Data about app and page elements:
-*-*-
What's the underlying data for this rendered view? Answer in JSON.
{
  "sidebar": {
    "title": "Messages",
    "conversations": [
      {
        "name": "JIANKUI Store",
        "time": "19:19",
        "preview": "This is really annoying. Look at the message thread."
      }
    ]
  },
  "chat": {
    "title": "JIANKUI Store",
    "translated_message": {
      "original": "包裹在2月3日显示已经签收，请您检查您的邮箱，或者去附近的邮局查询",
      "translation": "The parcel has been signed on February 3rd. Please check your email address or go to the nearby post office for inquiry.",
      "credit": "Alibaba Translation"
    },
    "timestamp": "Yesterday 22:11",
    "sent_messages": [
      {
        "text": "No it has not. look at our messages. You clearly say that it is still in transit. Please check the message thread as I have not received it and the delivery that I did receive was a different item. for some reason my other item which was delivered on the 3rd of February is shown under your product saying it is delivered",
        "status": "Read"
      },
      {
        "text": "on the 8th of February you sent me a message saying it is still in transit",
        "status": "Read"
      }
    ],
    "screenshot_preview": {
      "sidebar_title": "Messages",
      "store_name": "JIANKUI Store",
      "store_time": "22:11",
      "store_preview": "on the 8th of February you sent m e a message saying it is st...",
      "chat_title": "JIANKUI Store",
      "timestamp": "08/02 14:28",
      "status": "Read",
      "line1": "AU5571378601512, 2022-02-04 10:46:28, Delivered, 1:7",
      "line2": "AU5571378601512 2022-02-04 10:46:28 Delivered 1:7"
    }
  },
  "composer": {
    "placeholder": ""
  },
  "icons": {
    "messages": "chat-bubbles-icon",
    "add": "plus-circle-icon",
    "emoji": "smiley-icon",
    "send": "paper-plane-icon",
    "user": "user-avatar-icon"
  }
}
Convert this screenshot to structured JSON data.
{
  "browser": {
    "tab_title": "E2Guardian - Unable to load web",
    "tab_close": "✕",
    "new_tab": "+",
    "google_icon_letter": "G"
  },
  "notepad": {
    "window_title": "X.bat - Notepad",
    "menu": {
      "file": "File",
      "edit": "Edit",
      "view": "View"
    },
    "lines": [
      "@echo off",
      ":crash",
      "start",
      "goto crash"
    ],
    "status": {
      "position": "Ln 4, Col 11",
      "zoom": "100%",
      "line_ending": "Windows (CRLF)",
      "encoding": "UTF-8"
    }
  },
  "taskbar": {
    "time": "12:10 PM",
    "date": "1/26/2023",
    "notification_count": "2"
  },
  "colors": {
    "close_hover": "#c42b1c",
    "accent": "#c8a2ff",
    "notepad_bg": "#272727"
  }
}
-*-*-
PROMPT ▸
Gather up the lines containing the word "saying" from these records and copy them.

SOLUTION TO THIS PROBLEM ▸
        "text": "No it has not. look at our messages. You clearly say that it is still in transit. Please check the message thread as I have not received it and the delivery that I did receive was a different item. for some reason my other item which was delivered on the 3rd of February is shown under your product saying it is delivered",
        "text": "on the 8th of February you sent me a message saying it is still in transit",
      "store_preview": "on the 8th of February you sent m e a message saying it is st...",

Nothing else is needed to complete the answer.